One woman from Kansas, born in the 1890s, once asked her mother about a photograph of her older siblings. Her mother explained that they had had it taken just after a classmate of one sibling had come down with the whooping cough, just in case. (They did get it, but they managed to all survive.)
During World War II, some women served as "flight nurses." They flew in on planes and then flew out the wounded men, keeping them alive. Because the planes were also used to carry troops, they could not bear the Red Cross. Flight nurses got regularly scheduled R&R breaks.
Peasants that opened up new farmland in medieval Europe were freed from serfdom when they did it. They still had duties to the lord -- such as using his ovens, his mill, his wine press -- but those were carefully distinguished from those that denoted servile status.
Extension work from the agricultural universities of the day was very big in the early twenth century in the United States, with trains and the like used to demonstrate such things as techniques to preserve milk and eggs on the way to market.
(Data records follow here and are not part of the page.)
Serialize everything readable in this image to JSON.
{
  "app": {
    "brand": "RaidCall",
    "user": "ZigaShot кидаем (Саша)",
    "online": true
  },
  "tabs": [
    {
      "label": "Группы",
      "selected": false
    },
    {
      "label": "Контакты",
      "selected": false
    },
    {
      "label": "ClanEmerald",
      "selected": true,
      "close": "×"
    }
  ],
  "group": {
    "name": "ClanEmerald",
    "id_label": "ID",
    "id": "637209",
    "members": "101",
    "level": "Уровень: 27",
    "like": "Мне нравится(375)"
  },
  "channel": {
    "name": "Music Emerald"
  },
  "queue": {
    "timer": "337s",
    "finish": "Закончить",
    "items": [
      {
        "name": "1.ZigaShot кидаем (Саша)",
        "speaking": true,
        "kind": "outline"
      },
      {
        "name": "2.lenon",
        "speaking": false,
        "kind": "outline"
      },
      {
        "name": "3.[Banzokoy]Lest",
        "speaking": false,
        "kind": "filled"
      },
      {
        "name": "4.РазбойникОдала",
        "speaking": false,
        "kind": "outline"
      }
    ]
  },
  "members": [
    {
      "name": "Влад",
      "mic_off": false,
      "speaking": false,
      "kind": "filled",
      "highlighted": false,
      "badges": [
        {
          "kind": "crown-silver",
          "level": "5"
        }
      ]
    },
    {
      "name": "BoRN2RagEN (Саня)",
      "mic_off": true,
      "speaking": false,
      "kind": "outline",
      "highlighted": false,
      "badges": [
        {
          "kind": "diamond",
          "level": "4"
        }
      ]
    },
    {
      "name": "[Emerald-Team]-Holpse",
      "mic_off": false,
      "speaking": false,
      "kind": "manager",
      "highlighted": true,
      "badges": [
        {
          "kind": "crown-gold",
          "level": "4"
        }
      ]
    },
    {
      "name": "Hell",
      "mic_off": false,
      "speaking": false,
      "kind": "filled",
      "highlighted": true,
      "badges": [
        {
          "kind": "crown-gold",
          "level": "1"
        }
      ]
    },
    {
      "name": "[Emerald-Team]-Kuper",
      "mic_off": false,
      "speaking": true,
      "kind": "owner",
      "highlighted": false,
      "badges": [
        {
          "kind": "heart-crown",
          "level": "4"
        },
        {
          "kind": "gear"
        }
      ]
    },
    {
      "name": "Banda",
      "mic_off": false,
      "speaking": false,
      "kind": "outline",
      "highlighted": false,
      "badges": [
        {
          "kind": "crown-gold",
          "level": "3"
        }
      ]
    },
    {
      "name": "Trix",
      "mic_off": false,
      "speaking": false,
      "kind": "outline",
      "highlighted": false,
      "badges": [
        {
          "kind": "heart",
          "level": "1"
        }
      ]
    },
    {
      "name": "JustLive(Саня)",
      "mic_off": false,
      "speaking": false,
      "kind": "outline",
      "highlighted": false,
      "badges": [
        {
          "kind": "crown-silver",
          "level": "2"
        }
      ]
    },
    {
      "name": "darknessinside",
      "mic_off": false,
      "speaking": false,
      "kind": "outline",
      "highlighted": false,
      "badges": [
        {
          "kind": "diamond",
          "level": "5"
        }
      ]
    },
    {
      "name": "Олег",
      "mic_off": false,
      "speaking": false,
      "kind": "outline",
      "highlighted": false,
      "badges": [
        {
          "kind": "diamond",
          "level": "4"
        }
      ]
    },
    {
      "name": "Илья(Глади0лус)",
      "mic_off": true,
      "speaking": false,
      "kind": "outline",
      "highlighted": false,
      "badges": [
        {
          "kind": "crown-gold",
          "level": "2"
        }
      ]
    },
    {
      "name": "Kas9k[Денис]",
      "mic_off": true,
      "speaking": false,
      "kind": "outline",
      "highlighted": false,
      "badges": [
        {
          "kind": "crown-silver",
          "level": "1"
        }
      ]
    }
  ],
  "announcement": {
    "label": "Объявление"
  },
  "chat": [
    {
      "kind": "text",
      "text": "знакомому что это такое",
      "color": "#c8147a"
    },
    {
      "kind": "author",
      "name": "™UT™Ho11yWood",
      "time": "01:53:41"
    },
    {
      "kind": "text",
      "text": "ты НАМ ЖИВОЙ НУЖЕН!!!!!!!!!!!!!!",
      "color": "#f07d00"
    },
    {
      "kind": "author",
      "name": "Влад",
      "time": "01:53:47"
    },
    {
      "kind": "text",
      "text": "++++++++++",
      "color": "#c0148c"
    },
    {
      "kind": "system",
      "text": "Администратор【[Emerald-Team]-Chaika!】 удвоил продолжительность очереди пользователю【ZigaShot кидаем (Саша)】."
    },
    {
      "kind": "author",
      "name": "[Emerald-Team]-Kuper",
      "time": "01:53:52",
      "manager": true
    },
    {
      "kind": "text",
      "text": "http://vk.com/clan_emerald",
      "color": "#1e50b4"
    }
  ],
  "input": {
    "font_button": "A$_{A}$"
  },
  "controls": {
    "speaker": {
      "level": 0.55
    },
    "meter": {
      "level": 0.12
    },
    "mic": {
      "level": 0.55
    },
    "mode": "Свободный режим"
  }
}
Home extension clubs were considered synonmous to canning, particularly since the warm bath method of canning had just been invented and allowed canning so many more items.
Around King John's time, grants of wardships started to specify that the ward could not be disparged -- that is to say, the guardian could not arrange a marriage to a person of lower status.
The census of 1920 produced much consternation in the United States: urban residents outnumbered rural ones.
Just before the American Revolution, many women were urged not to wear even old clothing of British cloth -- to set a good example. A nine-year-old girl who was given a cup of tea by a governor and threw it out the window was held up as a exemplar.
The Dutch famine during 1944 resulted in the discovery that wheat caused celiac disease; a ward of children recovered from the lack of wheat, and relapsed immediately when the first available wheat was used to feed them.